_Task statement:_ Each line in the records that mentions the word "href" needs to be listed.

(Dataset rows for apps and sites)

== == ==

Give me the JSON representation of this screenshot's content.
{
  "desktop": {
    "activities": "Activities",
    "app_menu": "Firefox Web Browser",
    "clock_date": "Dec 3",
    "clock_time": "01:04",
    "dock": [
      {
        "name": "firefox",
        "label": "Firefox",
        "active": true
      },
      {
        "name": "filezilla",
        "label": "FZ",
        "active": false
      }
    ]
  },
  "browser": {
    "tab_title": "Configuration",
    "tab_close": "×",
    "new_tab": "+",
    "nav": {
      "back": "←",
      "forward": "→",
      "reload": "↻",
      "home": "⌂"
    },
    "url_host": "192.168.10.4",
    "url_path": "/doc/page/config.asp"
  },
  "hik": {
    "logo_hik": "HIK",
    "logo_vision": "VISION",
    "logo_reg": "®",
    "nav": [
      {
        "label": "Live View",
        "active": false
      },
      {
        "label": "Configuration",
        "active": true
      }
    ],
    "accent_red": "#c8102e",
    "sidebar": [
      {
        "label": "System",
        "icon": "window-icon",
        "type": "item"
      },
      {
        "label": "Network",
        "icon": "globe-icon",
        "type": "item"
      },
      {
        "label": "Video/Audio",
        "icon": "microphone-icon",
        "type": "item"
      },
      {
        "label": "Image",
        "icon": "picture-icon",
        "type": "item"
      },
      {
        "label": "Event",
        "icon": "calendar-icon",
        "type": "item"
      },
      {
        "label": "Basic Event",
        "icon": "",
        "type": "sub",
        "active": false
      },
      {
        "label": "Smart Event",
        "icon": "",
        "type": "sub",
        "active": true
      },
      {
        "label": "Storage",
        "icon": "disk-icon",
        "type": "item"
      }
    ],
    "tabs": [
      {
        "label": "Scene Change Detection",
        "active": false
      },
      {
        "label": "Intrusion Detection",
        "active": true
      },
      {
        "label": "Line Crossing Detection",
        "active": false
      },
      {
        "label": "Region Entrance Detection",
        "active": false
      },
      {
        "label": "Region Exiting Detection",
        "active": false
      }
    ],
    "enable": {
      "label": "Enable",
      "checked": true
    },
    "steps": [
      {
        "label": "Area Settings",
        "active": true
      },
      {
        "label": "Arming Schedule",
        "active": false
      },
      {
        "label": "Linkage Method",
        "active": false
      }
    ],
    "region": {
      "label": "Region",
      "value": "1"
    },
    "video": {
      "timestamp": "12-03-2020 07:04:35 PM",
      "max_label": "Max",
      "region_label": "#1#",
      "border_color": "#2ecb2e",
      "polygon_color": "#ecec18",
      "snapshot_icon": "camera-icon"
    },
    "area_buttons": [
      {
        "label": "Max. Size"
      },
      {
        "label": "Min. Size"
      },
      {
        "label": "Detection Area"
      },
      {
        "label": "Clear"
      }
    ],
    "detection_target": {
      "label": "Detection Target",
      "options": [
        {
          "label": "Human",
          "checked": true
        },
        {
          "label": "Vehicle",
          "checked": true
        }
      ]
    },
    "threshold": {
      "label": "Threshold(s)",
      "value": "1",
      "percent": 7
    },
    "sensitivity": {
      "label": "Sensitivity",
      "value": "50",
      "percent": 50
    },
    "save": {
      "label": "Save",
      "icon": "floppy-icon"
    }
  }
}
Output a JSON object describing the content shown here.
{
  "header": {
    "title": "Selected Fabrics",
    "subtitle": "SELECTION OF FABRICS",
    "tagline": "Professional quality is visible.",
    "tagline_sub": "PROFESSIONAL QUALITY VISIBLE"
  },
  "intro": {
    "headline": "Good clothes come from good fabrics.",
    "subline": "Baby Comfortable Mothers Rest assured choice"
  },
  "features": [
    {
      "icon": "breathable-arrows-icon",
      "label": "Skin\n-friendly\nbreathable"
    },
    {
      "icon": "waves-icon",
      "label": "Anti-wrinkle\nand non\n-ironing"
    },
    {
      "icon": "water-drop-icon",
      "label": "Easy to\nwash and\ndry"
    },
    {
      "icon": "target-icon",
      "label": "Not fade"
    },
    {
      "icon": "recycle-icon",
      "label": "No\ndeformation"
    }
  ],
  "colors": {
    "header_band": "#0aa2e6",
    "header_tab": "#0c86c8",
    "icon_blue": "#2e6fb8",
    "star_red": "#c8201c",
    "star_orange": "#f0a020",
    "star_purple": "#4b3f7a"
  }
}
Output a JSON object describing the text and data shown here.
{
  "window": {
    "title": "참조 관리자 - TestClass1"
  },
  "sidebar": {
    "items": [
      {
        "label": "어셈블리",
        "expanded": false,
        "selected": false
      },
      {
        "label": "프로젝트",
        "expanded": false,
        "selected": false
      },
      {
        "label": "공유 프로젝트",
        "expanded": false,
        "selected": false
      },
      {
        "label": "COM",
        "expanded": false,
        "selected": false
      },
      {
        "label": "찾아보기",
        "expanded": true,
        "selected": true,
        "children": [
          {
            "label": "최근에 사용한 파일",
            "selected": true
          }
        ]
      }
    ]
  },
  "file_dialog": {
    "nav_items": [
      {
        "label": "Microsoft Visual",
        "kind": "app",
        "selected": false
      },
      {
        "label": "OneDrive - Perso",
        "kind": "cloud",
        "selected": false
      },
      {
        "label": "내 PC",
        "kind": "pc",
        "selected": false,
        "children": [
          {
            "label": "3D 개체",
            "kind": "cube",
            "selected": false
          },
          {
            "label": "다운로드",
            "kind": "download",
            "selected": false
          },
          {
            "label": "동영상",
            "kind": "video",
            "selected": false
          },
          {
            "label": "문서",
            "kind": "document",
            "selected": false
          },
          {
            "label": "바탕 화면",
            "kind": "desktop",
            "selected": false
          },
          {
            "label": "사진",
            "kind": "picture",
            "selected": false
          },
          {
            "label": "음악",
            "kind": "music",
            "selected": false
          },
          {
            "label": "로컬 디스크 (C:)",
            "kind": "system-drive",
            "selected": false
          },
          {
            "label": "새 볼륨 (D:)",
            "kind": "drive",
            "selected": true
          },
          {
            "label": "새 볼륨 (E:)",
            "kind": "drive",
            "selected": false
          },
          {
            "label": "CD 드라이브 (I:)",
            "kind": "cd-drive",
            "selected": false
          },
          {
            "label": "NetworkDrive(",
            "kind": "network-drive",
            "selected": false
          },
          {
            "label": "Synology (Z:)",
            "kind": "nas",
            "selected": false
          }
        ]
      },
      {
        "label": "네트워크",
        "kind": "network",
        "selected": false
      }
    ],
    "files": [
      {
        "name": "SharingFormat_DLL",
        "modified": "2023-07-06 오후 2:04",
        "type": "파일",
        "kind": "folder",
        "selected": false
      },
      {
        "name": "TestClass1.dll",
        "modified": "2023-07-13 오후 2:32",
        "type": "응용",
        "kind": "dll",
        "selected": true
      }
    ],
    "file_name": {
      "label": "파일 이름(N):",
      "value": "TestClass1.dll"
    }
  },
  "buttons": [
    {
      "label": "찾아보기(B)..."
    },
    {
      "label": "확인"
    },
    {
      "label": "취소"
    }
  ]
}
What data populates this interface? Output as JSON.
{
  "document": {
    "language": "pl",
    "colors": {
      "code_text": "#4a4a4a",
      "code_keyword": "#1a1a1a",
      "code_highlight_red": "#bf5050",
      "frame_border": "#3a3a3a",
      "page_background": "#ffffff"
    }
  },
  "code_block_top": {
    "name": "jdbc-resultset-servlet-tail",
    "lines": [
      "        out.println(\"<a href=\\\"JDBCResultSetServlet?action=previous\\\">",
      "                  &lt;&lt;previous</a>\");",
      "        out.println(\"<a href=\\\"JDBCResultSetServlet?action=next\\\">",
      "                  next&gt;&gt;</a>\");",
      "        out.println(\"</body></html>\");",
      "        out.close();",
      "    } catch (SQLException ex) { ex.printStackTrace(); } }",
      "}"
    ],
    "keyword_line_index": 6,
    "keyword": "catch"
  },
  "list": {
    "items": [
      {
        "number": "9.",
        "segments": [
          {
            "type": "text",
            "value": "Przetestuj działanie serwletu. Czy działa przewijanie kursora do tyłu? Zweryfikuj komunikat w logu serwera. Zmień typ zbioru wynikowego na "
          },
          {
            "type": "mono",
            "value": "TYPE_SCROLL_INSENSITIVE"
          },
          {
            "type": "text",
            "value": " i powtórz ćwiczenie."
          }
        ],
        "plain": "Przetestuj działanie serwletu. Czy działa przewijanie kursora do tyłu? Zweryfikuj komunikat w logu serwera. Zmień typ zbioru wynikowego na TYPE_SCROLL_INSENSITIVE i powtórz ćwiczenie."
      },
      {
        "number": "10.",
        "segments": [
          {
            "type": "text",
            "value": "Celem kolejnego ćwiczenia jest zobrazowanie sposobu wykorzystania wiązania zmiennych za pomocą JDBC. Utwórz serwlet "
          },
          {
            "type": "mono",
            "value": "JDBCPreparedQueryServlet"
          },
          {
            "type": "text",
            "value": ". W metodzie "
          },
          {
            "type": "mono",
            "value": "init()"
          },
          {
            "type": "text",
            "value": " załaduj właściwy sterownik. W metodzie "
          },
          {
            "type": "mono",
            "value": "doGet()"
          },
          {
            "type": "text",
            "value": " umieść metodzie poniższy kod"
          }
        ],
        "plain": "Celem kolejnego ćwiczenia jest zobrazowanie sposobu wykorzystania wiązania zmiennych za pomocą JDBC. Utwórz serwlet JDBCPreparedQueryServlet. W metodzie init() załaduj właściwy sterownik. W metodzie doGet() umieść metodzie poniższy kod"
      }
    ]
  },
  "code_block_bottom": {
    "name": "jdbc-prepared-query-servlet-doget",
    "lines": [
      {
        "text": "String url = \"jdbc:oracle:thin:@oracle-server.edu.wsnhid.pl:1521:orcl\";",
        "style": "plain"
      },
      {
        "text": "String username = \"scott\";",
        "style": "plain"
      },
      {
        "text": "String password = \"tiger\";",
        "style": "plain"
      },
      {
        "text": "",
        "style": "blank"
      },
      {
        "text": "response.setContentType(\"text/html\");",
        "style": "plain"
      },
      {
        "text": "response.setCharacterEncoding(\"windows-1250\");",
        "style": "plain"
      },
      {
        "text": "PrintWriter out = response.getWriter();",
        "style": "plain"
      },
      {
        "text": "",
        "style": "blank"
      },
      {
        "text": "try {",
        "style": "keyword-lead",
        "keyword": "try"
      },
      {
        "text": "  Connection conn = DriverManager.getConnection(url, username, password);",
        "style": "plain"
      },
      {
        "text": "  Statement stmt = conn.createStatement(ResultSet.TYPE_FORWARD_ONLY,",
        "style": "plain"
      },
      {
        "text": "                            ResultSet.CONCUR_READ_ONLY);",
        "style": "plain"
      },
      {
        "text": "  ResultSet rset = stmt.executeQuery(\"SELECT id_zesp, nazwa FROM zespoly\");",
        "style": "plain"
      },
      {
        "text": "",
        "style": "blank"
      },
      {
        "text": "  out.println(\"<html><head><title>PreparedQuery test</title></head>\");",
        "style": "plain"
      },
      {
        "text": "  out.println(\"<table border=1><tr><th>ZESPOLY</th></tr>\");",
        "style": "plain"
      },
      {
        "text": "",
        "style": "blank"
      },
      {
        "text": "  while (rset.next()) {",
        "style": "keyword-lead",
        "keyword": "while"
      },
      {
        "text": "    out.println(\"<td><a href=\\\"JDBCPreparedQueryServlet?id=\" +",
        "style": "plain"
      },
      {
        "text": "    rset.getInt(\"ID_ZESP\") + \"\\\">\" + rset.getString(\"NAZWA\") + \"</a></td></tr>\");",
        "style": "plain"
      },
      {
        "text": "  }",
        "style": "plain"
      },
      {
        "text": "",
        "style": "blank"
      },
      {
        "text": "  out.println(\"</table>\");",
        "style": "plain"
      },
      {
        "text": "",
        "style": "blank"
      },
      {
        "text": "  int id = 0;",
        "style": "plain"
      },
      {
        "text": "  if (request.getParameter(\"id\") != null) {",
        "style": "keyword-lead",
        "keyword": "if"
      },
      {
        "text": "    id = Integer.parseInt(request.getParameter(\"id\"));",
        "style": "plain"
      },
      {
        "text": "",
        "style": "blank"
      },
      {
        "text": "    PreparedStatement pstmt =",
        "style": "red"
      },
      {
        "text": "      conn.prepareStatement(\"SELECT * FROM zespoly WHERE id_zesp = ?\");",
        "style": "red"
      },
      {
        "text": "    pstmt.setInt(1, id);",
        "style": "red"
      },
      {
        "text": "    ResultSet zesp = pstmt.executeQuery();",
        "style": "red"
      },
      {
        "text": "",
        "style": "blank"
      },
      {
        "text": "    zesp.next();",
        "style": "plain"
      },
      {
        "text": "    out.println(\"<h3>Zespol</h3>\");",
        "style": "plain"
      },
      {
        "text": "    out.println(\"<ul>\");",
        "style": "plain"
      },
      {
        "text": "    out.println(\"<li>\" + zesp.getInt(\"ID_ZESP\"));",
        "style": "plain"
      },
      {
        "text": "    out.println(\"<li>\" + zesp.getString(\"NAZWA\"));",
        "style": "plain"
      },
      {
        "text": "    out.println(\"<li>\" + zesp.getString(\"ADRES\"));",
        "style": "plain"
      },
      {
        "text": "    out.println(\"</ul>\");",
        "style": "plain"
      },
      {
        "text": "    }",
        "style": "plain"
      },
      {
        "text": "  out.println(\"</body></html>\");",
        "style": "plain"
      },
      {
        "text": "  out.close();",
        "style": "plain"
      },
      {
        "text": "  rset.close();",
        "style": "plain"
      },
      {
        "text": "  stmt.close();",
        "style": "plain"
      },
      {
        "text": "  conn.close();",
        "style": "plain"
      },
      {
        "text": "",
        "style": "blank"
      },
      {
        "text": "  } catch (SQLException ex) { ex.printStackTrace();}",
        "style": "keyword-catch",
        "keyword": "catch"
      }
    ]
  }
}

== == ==

_Answer for the task:_
      "        out.println(\"<a href=\\\"JDBCResultSetServlet?action=previous\\\">",
      "        out.println(\"<a href=\\\"JDBCResultSetServlet?action=next\\\">",
        "text": "    out.println(\"<td><a href=\\\"JDBCPreparedQueryServlet?id=\" +",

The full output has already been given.